Magnesium – Can You Really Have “Too Much Of A Good Thing”?

Tipped over bottle of Magnesium vitamins

Photo credit: bigstockphoto.com

Decreased anxiety, improved heart health, better sleep, and better digestion are all by-effects of magnesium, a mineral essential for health. It is found in a number of foods from almonds to dark chocolate. Experts agree that magnesium is absolutely a part of a healthy diet. So, with all these helpful benefits, is it really possible to have too much magnesium?

Well, one study investigates just that. It suggests that there is sort of a “goldilocks” level of magnesium for optimum brain health – not too little, not too much, but just enough. In this study, published in the September 2017 issue of Neurology, researchers followed over 9,000 individuals for about seven years. They found that those with either high or low levels of magnesium in their blood were more likely to develop dementia.  In fact, these individuals (with magnesium that was higher or lower than the recommended levels) were as much as about 30 percent more likely to have this disease. So what does this all mean?

 

Does high or low magnesium cause dementia?

Not necessarily. This correlation or association does not necessarily indicate that magnesium is the cause of dementia. One reason why causation cannot be determined is that this study was done by drawing blood at one point in time. Blood levels of magnesium can change over time and levels of magnesium in the blood do not necessarily give an accurate picture of the overall levels of magnesium in the body.  Also, there may be many other factors that contribute to this association between magnesium levels and dementia.

It is possible that there is another factor all together which may cause both abnormal levels of magnesium and increased risk for dementia. However, researchers suggest magnesium levels may affect the development of dementia. More studies will be needed to know for sure.

Continue to Page 2

Photo credit: bigstockphoto.com

What is a healthy level of magnesium in our diets?

The Institute of Medicine recommends that adult males eat between 400 to 420 milligrams per day, while adult females should eat between 310 and 320 milligrams per day. For infants and children these recommendations are lower.  In contrast, these recommendations are higher for women who are pregnant or breastfeeding.
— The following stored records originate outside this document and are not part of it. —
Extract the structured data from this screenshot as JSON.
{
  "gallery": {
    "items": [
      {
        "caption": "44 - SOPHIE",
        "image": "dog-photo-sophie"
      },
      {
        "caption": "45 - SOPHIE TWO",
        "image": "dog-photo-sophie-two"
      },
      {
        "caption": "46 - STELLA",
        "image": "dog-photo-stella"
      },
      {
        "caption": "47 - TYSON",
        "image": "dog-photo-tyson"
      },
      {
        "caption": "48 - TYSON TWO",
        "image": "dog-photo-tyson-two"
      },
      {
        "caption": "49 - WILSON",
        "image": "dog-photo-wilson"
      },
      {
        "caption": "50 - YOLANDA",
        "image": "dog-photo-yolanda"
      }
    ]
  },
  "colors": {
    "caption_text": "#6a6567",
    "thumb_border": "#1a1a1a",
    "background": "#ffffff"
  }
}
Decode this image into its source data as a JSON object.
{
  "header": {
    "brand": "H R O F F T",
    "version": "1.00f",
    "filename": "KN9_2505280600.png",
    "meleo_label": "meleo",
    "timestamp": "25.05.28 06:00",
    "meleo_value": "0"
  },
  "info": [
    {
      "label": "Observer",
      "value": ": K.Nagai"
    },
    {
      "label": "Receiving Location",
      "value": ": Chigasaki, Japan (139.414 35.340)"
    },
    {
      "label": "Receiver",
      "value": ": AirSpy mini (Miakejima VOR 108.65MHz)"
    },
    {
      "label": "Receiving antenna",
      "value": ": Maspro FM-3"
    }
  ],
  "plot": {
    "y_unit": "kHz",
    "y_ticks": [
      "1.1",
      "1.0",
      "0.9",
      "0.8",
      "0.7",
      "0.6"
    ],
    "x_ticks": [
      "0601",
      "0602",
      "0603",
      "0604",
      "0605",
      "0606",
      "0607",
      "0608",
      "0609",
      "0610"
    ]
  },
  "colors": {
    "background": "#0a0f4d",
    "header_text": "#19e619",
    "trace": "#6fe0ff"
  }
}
However, as with anything related to diet, it is important to talk to your healthcare provider to decide what is best for your body’s specific needs.

 

What are some foods that contain magnesium?

  • Spinach – 1 cup, about 150 milligrams
  • Bananas – 1 banana,  about 40 milligrams
  • Almonds – 1 oz. (about 22 almonds), 80 milligrams
  • Kidney Beans – ½ cup cooked, 75 milligrams
  • Avocado – 1 whole, 58 milligrams

 

READ ALSO: Top 10 Magnesium Rich Foods For Your Diet Infographic

 

So, what does this study mean?

Well, it means that abnormally high or low levels of magnesium may indicate an increased risk for dementia. In the future, this may be an important tool used to screen for the risk of dementia. Perhaps most important is the path this study forges for new research. It may indicate an exciting method by which to detect an increased risk of dementia. Because, if we can detect increased risk, this may be an important step to early intervention.

 

References:

www.ncbi.nlm.nih.gov

www.ars.usda.gov